for example, Scrum, is a process that only deals with the behavior of the customer, the scrum master and the team at the beginning and end of each sprint (getting requirements, managing backlog, estimation..)

but Scrum does not address any of the team activities inside an iteration like XP does (pair programming, test driven development, continuous integration and automated builds, single room..)

but the fact is that it is precisely those things that XP advocates that have to do with the 5th and 6th forces (physical environment and rewards) that make the biggest difference in teams. XP really deals with all the forces that shape human behavior, thus influencing change during its application.

Scrum is a process that only uses a few of the forces and thus is harder to achieve as a standalone process. that’s why scrum and XP together (or XP alone) will always trump in terms of adoption (when done right) over bear Scrum.

can you guess which forces Scrum does not use to influence human behavior?

 

The funny thing is, Scrum is easier to adopt for management. I think this is specifically because there are less behavioral changes in Scrum (or at least appear to be). The truth is most if not all Scrum practitioners soon realize there is no Scrum possible without automated tests, Continuous integration, team in the same room and the other XP practices. but these are then introduced quietly into the process, or the process fails.

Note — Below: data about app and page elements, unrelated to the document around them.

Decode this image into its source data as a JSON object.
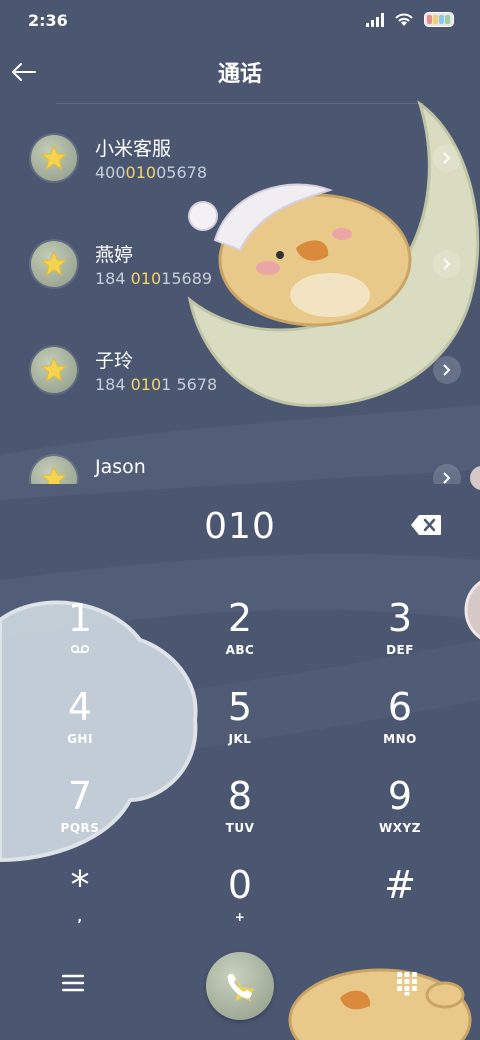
{
  "status_bar": {
    "time": "2:36"
  },
  "header": {
    "title": "通话"
  },
  "contacts": [
    {
      "name": "小米客服",
      "number_parts": [
        "400",
        "010",
        "05678"
      ]
    },
    {
      "name": "燕婷",
      "number_parts": [
        "184 ",
        "010",
        "15689"
      ]
    },
    {
      "name": "子玲",
      "number_parts": [
        "184 ",
        "010",
        "1 5678"
      ]
    },
    {
      "name": "Jason",
      "number_parts": [
        "",
        "",
        ""
      ]
    }
  ],
  "dialer": {
    "input": "010",
    "keys": [
      {
        "num": "1",
        "sub": ""
      },
      {
        "num": "2",
        "sub": "ABC"
      },
      {
        "num": "3",
        "sub": "DEF"
      },
      {
        "num": "4",
        "sub": "GHI"
      },
      {
        "num": "5",
        "sub": "JKL"
      },
      {
        "num": "6",
        "sub": "MNO"
      },
      {
        "num": "7",
        "sub": "PQRS"
      },
      {
        "num": "8",
        "sub": "TUV"
      },
      {
        "num": "9",
        "sub": "WXYZ"
      },
      {
        "num": "*",
        "sub": ","
      },
      {
        "num": "0",
        "sub": "+"
      },
      {
        "num": "#",
        "sub": ""
      }
    ]
  },
  "icons": {
    "back": "arrow-left-icon",
    "chevron": "chevron-right-icon",
    "backspace": "backspace-icon",
    "voicemail": "voicemail-icon",
    "menu": "menu-icon",
    "call": "phone-icon",
    "dialpad": "dialpad-icon"
  },
  "colors": {
    "background": "#4b5670",
    "highlight": "#f3d46a",
    "avatar": "#9aa592"
  }
}
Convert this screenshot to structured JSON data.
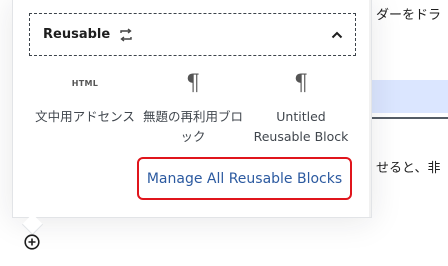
{
  "background": {
    "text_top": "ダーをドラ",
    "text_mid": "せると、非"
  },
  "inserter": {
    "section_title": "Reusable",
    "blocks": [
      {
        "icon": "HTML",
        "label": "文中用アドセンス"
      },
      {
        "icon": "¶",
        "label": "無題の再利用ブロック"
      },
      {
        "icon": "¶",
        "label": "Untitled Reusable Block"
      }
    ],
    "manage_link": "Manage All Reusable Blocks"
  },
  "colors": {
    "link": "#2c5aa0",
    "highlight_border": "#e0151c",
    "selection_bg": "#dbe6ff"
  }
}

Why would it fail without them? because a team cannot be expected to product software on a weekly or biweekly basis without automated tests that help it overcome frequent change. it’s just reality. as a force it’s force #2  and #6 (“persona ability – can i do it?” and “structural ability = does the environment support my behavior”).

Tuesday
Dec082009

The Five Dysfunctions of a Team

As part of my reading, one book i came across was

The Five Dysfunctions of a Team: A Leadership Fable

The Five Dysfunctions of a Team: A Leadership Fable (J-B Lencioni Series)

it’s a great book and i recommend that every team leader, at any level, read this.

it connects very well to many other things I’ve seen and learned in the wild, but manages to tell and explain things at a very simple and yet real world level that i think most would be able to relate to, even if they have no leadership experience.

what are the five dysfunctions?

1) Absence of Trust

you can detect this easily if you have meetings where no one disagrees with each other, but everyone probably disagree or don’t care what others are saying. also, meetings are very political in nature.

As a team you need to be able to trust each other, so that you can expose weakness in a “safe” manner without fear. this allows raising real issues that need to be taken care of. Also, lack of trust leads to the second dysfunction:

2) Fear of conflict

if you don’t trust each other, then you won’t want to confront any of your team mates in real world productive dialog about things that are hurting the team and company. without conflict people also won’t air their real opinions about things going on, which leads to the third dysfunction:

3) Lack of commitment

many times, people will not commit to any decision made by the team if they feel they had not been heard. most people are ok with at least saying what they want to say and they they are able to commit even to a group decision they were against. as long as they were heard. without that, they will not feel committed to decisions.

fear of conflict and commitment also leads to:

4) Avoidance of accountability

if people can’t openly confront each other about the real issues without fearing hurting each other, then people may not feel accountable for their (lack of) actions for the team and company. Sometimes the leader takes on the role of the “accountability confronter” but this should really be on all the team. otherwise people can sit quietly on issues they don’t like and quietly expect the leader to do all the hard lifting of confrontation, but a trusting team should be able to openly and honestly confront each other on business issues.

all these lead to:

5) Inattention to results

in this state, especially with lack of accountability, team members put individual needs above the team’s needs. if as a team we cannot deliver results – specific goals the team sets itself on a weekly, monthly  or yearly basis, – then what are we doing?

Tuesday
Dec012009

Other blogs on management and leadership